Elisabeth Kübler-Ross later applied the same five stages she identified in the process of dying—denial, anger, bargaining, depression, and acceptance—to the process of grieving. As with dying, she never meant to imply that grief was contained to just five feelings, or that the stages were linear, like levels in a Nintendo game. “They were never meant to tuck messy emotions into neat packages…. Our grief is as individual as our lives,” she wrote in On Grief and Grieving. Kübler-Ross found it laughable how some doctors had the gall to hold an essential organ in their hand but had no capacity for ambiguity.
Monday, April 02, 2018
Courage Beyond Fear: Re-Formation in Theological Education eds Katie Day & Deirdre Good can now be pre-ordered
Available for pre-ordering from Wipf & Stock here . Publication is in January 2019.
David Bentley Hart's new translation of the New Testament is a breath of fresh air: responsible, creative, and inspiring. Yale Unive...

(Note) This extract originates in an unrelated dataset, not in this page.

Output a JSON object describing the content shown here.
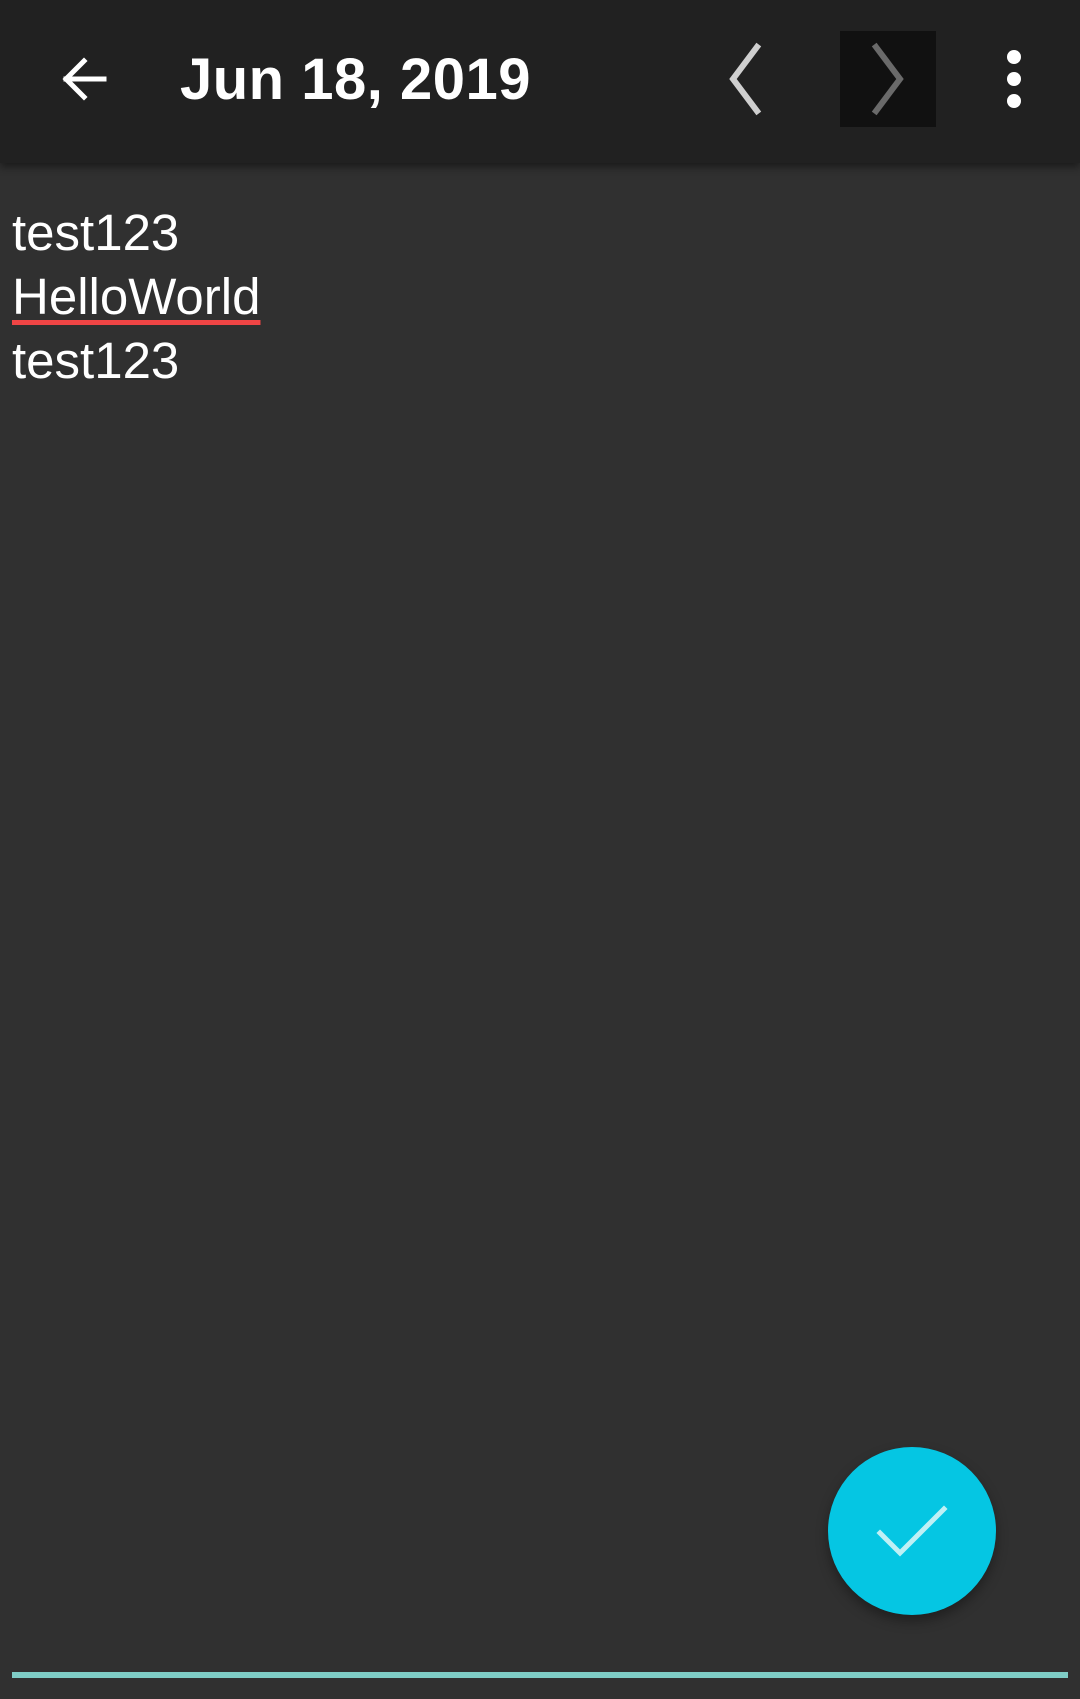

Jessica Weisberg Elisabeth Kübler-Ross later applied the same five stages she identified in the process of dying—denial, anger, bargaini...